Preckwinkle’s committee never reported any donation from Dhanani until Thursday, the day the criminal charges were announced against Burke. This appears to be a violation of state election laws.
Late Thursday, Preckwinkle’s campaign staff filed new documents showing they received $10,000 from Dhanani on Jan. 12, 2018, and then immediately returned the entire $10,000 because the state election laws capped donations at $5,600.
The feds insist that Preckwinkle kept the legal limit of $5,600, while returning the excess contribution of $4,400.
On Friday, the Preckwinkle campaign produced two screen shots to substantiate its claim that the criminal complaint was in error.
The first showed a $10,000 donation from Dhanani’s VISA card on Jan. 10, 2018. The second showed that $10,000 was credited back to Dhanani’s VISA account six days later.
“I can’t speak on behalf of the federal government. I don’t know why they say” that Preckwinkle kept $5,600 of Dhanani’s donation, said John Hennelly, a senior adviser to the Preckwinkle campaign.
“All I can speak to is the fact that we have [records] and they show that a $10,000 donation was sent to our account, it was over the limits, and we returned it within a matter of a few days. Period.”
A spokesman for the U.S. Attorney’s office declined to comment.
Hennelly said the Preckwinkle campaign waited until after Burke was charged to report the donation from Dhanani to the Illinois State Board of Elections, as required by law, because, “The money never stayed in the account.”
“It came in. It was pending. We rejected it. And it went back. It was a non-event. It was zero-sum. Nothing got added to our account. Nothing got taken out. The staff person involved didn’t report it because we didn’t take the money. We didn’t accept it,” Hennelly said.
The law requires donations to be reported, even if they are subsequently returned or refunded.
Why didn’t the Preckwinkle campaign follow the letter of the law?
“In retrospect, it would have been better if he had reported it then. But he didn’t because he felt like, because the donation was rejected, he didn’t need to file the report,” Hennelly said.
“We have an election law attorney. She advised us to report this now as a matter of just being more transparent. Whether failing to report a donation that we rejected is a violation, I’ll leave that up to other people to decide.”
Mayoral candidate Dorothy Brown is already seizing on the oversight.
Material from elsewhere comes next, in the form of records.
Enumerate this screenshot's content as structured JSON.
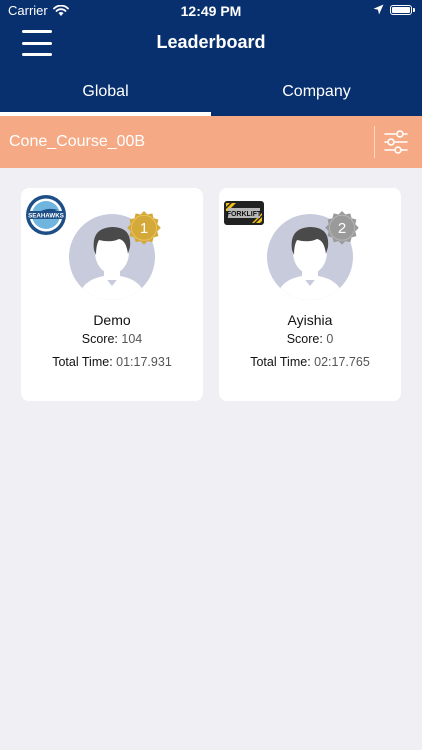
{
  "status_bar": {
    "carrier": "Carrier",
    "time": "12:49 PM"
  },
  "header": {
    "title": "Leaderboard"
  },
  "tabs": [
    {
      "label": "Global",
      "active": true
    },
    {
      "label": "Company",
      "active": false
    }
  ],
  "course": {
    "name": "Cone_Course_00B"
  },
  "colors": {
    "header": "#08306e",
    "course_bar": "#f5aa85",
    "gold": "#d4a93a",
    "silver": "#9a9a9a"
  },
  "leaders": [
    {
      "rank": "1",
      "name": "Demo",
      "score_label": "Score:",
      "score": "104",
      "time_label": "Total Time:",
      "time": "01:17.931",
      "logo": "seahawks-logo",
      "logo_text": "SEAHAWKS"
    },
    {
      "rank": "2",
      "name": "Ayishia",
      "score_label": "Score:",
      "score": "0",
      "time_label": "Total Time:",
      "time": "02:17.765",
      "logo": "forklift-logo",
      "logo_text": "FORKLIFT"
    }
  ]
}
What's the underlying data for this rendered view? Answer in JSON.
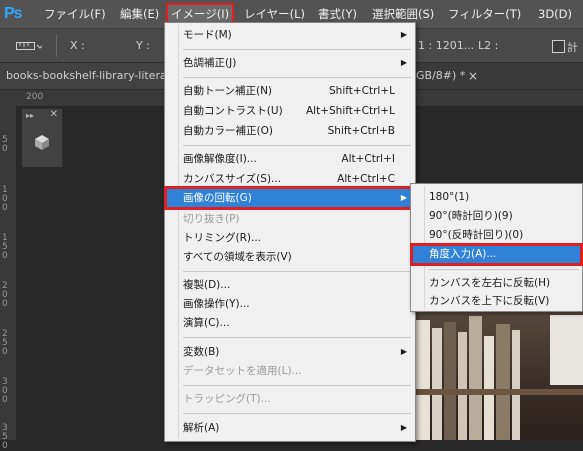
{
  "app": {
    "logo": "Ps"
  },
  "menubar": {
    "items": [
      {
        "label": "ファイル(F)"
      },
      {
        "label": "編集(E)"
      },
      {
        "label": "イメージ(I)"
      },
      {
        "label": "レイヤー(L)"
      },
      {
        "label": "書式(Y)"
      },
      {
        "label": "選択範囲(S)"
      },
      {
        "label": "フィルター(T)"
      },
      {
        "label": "3D(D)"
      }
    ]
  },
  "options_bar": {
    "x_label": "X :",
    "y_label": "Y :",
    "value_fragment": "1 : 1201...",
    "l2_label": "L2 :",
    "checkbox_label": "計"
  },
  "doc_tab": {
    "title": "books-bookshelf-library-litera",
    "mode_fragment": "GB/8#) *",
    "close": "×"
  },
  "ruler": {
    "h_tick": "200",
    "v_ticks": [
      "5 0",
      "1 0 0",
      "1 5 0",
      "2 0 0",
      "2 5 0",
      "3 0 0",
      "3 5 0"
    ]
  },
  "image_menu": {
    "items": [
      {
        "label": "モード(M)",
        "shortcut": "",
        "submenu": true,
        "disabled": false
      },
      {
        "label": "色調補正(J)",
        "shortcut": "",
        "submenu": true,
        "disabled": false
      },
      {
        "label": "自動トーン補正(N)",
        "shortcut": "Shift+Ctrl+L",
        "submenu": false,
        "disabled": false
      },
      {
        "label": "自動コントラスト(U)",
        "shortcut": "Alt+Shift+Ctrl+L",
        "submenu": false,
        "disabled": false
      },
      {
        "label": "自動カラー補正(O)",
        "shortcut": "Shift+Ctrl+B",
        "submenu": false,
        "disabled": false
      },
      {
        "label": "画像解像度(I)...",
        "shortcut": "Alt+Ctrl+I",
        "submenu": false,
        "disabled": false
      },
      {
        "label": "カンバスサイズ(S)...",
        "shortcut": "Alt+Ctrl+C",
        "submenu": false,
        "disabled": false
      },
      {
        "label": "画像の回転(G)",
        "shortcut": "",
        "submenu": true,
        "disabled": false
      },
      {
        "label": "切り抜き(P)",
        "shortcut": "",
        "submenu": false,
        "disabled": true
      },
      {
        "label": "トリミング(R)...",
        "shortcut": "",
        "submenu": false,
        "disabled": false
      },
      {
        "label": "すべての領域を表示(V)",
        "shortcut": "",
        "submenu": false,
        "disabled": false
      },
      {
        "label": "複製(D)...",
        "shortcut": "",
        "submenu": false,
        "disabled": false
      },
      {
        "label": "画像操作(Y)...",
        "shortcut": "",
        "submenu": false,
        "disabled": false
      },
      {
        "label": "演算(C)...",
        "shortcut": "",
        "submenu": false,
        "disabled": false
      },
      {
        "label": "変数(B)",
        "shortcut": "",
        "submenu": true,
        "disabled": false
      },
      {
        "label": "データセットを適用(L)...",
        "shortcut": "",
        "submenu": false,
        "disabled": true
      },
      {
        "label": "トラッピング(T)...",
        "shortcut": "",
        "submenu": false,
        "disabled": true
      },
      {
        "label": "解析(A)",
        "shortcut": "",
        "submenu": true,
        "disabled": false
      }
    ]
  },
  "rotate_submenu": {
    "items": [
      {
        "label": "180°(1)"
      },
      {
        "label": "90°(時計回り)(9)"
      },
      {
        "label": "90°(反時計回り)(0)"
      },
      {
        "label": "角度入力(A)..."
      },
      {
        "label": "カンバスを左右に反転(H)"
      },
      {
        "label": "カンバスを上下に反転(V)"
      }
    ]
  },
  "colors": {
    "highlight": "#2f82d8",
    "annotation_box": "#e02020",
    "menubar_bg": "#535353",
    "menu_bg": "#f0f0f0"
  }
}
She demanded Friday that the State Board of Elections audit and fine Preckwinkle’s campaign.
Mayoral candidate Lori Lightfoot has demanded the U.S. Attorney’s office “investigate each and every campaign contribution” that Preckwinkle received at Burke’s home “to determine if any other contributions were extorted or otherwise tainted.”
Lightfoot has also asked that Preckwinkle keep her promise to remove Burke as head of judicial slatemaking for the Democratic Party, explain what she promised Burke in return for holding the fundraiser at his home and “disgorge” all contributions raised there.
On Friday, Hennelly said Preckwinkle has no intention of returning the $116,000 she raised at Burke’s house.
“There were a number of people there at that event who were longtime Toni supporters who have nothing to do with Burke’s activities,” Hennelly said.
But there’s a caveat.
“Toni knew nothing of Burke’s activities — and she’s appalled by them. If other people were intimidated or muscled or extorted into making donations, we hope that’s investigated and we hope it comes forward,” he said.
The tainted donation follows two other recent controversies: the firing of Preckwinkle’s chief of staff John Keller months after the county board president first heard what she calls “unsubstantiated rumors” about sexual harassment allegations against Keller, and the vehicle crash that prompted Preckwinkle to fire her security chief.
Hennelly was asked to assess the impact of all those controversies on Preckwinkle’s campaign.
“This is a donation that we rejected within a matter of a few days. I don’t think that calls into question her substantial record as a public servant,” he said.